Whenever a line of the data below holds the string "JSON", copy that line.

Collection entries:
########

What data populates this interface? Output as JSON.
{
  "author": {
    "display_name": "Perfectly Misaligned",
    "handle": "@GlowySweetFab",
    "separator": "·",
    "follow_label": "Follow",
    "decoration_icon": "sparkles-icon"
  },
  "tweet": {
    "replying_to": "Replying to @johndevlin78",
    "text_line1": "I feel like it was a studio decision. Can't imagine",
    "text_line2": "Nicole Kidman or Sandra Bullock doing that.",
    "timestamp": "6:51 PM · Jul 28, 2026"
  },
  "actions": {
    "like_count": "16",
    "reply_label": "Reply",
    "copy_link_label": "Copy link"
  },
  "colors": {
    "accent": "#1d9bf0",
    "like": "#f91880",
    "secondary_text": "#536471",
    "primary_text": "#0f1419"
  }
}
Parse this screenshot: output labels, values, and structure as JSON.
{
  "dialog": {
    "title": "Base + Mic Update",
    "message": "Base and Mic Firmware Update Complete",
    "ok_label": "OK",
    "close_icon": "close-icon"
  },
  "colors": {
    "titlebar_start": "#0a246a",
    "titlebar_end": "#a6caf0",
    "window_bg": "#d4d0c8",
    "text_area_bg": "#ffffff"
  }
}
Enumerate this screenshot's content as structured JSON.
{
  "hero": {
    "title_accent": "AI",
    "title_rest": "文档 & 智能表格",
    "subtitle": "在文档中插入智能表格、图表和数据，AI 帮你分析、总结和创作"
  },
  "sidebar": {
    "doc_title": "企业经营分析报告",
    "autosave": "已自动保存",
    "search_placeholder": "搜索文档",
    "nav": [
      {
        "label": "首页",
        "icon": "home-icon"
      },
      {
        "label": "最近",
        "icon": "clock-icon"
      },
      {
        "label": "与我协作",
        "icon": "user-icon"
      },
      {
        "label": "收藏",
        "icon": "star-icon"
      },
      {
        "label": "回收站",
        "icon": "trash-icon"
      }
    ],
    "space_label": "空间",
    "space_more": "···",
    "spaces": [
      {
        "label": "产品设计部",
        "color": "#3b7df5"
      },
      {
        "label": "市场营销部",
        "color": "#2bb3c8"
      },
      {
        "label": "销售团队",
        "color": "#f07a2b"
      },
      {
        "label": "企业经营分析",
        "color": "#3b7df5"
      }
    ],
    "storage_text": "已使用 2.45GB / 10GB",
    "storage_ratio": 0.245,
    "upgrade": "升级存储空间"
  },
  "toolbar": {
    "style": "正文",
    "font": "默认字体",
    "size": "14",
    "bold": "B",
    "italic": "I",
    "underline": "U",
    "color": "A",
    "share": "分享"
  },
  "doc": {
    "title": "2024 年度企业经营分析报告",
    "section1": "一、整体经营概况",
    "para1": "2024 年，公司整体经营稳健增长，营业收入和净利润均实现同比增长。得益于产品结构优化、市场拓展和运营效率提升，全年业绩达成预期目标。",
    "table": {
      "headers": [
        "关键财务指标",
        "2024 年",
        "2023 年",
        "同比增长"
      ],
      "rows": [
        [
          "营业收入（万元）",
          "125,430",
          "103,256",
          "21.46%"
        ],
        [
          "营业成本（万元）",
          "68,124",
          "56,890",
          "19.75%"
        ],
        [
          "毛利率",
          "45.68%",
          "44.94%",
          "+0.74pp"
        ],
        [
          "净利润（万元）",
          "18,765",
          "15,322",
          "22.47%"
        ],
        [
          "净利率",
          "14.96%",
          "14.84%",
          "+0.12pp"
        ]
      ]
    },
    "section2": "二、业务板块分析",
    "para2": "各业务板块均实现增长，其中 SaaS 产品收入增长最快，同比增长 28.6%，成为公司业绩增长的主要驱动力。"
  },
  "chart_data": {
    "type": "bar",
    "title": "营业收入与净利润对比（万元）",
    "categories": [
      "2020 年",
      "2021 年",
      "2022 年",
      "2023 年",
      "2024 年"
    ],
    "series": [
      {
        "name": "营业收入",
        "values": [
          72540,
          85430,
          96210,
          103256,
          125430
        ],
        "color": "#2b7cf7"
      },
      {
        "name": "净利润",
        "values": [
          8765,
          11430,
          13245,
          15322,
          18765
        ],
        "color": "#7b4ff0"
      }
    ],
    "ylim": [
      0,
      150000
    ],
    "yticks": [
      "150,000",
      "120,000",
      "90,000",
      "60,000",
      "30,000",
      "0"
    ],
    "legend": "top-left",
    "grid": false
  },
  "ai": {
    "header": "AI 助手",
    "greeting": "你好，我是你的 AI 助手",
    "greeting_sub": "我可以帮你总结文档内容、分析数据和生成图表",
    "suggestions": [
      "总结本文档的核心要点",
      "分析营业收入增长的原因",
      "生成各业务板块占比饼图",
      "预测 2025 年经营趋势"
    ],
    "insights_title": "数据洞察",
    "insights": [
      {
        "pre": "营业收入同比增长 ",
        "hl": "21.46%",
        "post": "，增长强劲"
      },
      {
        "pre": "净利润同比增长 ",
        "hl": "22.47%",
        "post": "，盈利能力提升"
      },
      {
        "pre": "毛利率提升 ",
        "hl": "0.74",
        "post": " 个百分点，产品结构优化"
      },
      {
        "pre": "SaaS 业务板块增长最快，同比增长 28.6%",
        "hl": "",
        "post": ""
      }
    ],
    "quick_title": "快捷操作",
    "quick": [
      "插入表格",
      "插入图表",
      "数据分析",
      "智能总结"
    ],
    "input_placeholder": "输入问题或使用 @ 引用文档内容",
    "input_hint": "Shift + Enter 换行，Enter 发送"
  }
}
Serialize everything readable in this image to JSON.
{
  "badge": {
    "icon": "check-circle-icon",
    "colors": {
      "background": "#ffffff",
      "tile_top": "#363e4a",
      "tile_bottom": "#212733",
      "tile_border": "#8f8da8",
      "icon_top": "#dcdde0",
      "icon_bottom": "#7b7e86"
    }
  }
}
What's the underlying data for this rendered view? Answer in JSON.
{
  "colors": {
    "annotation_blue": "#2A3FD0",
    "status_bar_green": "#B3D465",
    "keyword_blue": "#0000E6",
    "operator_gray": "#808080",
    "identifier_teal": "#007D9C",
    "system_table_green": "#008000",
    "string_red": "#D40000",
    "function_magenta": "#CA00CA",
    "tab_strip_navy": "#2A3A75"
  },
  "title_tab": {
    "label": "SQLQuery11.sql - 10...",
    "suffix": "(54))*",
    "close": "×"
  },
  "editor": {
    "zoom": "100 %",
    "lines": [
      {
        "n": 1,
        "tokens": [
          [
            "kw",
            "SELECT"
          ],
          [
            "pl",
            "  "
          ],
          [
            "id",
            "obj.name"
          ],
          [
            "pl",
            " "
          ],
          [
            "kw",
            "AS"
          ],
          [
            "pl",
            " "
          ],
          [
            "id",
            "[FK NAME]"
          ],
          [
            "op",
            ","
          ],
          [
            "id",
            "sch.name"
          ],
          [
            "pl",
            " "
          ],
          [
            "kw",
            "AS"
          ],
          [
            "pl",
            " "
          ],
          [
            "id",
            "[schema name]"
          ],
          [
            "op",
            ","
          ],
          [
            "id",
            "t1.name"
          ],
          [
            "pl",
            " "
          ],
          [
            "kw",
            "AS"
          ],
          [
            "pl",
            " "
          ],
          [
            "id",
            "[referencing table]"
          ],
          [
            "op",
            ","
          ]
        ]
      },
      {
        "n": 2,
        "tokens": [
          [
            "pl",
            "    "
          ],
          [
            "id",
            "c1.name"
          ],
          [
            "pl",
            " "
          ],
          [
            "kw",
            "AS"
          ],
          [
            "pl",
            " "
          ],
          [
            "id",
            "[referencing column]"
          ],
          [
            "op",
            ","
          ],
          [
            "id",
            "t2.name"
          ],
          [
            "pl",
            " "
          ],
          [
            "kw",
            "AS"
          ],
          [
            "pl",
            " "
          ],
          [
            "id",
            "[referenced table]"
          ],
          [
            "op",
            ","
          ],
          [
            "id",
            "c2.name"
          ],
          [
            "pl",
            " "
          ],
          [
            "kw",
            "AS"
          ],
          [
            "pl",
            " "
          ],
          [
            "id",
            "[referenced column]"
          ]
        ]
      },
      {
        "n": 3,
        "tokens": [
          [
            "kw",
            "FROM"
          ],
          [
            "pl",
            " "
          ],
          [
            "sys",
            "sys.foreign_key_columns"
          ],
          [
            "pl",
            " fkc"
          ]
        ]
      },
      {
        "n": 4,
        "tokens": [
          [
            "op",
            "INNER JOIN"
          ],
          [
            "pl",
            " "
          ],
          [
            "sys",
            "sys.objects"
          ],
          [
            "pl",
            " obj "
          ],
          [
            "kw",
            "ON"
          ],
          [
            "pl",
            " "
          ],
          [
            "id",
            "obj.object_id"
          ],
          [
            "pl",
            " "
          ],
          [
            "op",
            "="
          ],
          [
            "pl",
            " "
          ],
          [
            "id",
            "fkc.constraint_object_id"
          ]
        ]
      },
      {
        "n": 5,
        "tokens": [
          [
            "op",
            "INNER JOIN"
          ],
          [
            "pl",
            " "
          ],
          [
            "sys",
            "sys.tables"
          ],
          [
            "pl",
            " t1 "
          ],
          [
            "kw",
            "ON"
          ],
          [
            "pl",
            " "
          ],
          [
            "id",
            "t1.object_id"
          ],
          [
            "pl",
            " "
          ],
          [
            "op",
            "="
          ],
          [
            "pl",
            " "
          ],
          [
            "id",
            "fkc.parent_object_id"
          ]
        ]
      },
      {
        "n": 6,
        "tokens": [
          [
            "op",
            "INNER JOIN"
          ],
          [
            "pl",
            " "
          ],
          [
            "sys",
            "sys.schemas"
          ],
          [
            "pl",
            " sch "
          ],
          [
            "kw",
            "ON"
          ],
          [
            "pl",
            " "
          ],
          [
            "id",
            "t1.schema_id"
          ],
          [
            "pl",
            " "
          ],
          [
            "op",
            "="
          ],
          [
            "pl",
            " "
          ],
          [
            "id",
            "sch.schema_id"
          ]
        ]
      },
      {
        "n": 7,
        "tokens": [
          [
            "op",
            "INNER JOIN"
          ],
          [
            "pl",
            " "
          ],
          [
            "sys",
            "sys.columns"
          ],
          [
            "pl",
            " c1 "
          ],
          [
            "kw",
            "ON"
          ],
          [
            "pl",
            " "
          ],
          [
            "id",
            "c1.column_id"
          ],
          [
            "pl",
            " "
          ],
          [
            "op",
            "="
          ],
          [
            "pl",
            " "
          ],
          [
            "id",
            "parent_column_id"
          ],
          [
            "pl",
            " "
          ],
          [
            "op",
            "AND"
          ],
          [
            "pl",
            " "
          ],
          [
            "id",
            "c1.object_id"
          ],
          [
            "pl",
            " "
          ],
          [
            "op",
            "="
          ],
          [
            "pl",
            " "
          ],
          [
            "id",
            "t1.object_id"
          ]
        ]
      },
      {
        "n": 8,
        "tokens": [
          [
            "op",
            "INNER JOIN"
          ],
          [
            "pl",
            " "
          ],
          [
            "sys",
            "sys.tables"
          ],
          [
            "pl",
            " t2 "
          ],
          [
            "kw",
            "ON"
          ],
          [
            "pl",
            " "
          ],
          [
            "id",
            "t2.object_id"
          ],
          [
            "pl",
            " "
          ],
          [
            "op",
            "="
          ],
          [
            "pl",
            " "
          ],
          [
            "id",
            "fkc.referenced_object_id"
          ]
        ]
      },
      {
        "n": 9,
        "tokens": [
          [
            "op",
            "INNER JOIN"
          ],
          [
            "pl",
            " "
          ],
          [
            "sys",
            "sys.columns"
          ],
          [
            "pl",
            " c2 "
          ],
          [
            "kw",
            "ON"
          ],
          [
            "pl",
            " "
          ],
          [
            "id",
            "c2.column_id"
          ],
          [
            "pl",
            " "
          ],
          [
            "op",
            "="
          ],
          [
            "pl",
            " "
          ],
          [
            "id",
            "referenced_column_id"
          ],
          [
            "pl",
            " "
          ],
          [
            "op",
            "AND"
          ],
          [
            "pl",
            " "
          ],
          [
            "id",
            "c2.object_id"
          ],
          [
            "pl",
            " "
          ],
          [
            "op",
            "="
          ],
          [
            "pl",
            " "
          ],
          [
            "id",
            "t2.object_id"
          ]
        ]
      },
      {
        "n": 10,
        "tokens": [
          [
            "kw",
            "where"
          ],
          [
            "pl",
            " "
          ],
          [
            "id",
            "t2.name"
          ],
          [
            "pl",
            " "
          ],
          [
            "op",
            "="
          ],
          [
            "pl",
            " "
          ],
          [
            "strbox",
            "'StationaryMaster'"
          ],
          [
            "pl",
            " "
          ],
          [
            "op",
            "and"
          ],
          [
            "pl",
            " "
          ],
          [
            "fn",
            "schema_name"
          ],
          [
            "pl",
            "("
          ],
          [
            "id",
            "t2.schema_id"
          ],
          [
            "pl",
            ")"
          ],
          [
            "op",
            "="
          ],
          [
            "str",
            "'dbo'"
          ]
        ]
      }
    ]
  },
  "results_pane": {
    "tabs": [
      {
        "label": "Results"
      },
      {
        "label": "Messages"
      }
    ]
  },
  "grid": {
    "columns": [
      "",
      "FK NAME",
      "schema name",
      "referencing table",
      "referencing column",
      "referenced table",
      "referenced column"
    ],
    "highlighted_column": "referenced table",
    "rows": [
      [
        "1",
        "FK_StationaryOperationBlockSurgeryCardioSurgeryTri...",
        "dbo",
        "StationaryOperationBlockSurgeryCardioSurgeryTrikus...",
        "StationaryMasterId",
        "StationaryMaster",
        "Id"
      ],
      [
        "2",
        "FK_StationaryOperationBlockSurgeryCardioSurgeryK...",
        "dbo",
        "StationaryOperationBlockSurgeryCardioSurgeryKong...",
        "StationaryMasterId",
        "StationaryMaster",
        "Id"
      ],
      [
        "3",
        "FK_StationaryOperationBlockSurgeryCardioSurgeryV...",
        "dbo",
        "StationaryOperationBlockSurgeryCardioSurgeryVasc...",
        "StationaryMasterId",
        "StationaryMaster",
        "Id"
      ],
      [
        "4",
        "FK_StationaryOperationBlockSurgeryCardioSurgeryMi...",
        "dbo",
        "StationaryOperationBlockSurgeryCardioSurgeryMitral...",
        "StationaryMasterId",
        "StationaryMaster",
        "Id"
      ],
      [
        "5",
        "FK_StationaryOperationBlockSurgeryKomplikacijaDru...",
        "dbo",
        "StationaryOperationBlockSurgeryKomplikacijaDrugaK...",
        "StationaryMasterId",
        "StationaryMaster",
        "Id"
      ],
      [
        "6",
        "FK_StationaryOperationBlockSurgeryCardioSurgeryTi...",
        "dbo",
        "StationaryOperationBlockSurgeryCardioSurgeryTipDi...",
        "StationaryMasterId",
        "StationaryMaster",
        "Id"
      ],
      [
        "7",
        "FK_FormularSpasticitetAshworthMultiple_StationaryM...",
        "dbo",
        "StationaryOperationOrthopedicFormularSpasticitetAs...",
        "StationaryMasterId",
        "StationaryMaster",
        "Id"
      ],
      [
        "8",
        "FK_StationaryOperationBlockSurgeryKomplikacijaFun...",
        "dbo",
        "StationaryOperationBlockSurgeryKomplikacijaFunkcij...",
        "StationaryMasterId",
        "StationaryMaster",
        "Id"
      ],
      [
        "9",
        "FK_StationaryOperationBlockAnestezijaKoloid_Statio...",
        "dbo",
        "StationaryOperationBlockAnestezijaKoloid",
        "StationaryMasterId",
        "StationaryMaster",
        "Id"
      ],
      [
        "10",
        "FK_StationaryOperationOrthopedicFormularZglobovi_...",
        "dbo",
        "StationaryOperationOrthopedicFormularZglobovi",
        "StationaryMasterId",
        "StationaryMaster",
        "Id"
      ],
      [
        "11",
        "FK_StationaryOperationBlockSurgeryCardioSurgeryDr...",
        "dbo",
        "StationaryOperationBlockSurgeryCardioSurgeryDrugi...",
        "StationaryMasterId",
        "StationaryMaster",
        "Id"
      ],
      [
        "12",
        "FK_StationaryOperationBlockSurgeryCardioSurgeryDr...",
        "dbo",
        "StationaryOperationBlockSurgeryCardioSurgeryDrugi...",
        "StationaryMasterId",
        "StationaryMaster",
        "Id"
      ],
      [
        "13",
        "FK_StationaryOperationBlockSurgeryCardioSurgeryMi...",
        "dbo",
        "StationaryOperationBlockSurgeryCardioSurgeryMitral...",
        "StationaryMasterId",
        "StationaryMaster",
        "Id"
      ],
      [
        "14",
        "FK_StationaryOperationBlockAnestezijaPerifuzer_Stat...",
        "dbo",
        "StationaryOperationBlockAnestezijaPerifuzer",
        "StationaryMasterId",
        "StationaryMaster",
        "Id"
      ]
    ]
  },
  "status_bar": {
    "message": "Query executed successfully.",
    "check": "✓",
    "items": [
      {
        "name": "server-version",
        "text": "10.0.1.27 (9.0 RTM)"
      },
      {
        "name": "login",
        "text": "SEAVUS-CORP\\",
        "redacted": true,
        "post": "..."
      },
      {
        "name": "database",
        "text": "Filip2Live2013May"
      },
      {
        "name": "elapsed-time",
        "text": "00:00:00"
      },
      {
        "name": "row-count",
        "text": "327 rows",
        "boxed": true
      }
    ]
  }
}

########

### PROBLEM SOLUTION
What data populates this interface? Output as JSON.
Parse this screenshot: output labels, values, and structure as JSON.
Enumerate this screenshot's content as structured JSON.
Serialize everything readable in this image to JSON.
What's the underlying data for this rendered view? Answer in JSON.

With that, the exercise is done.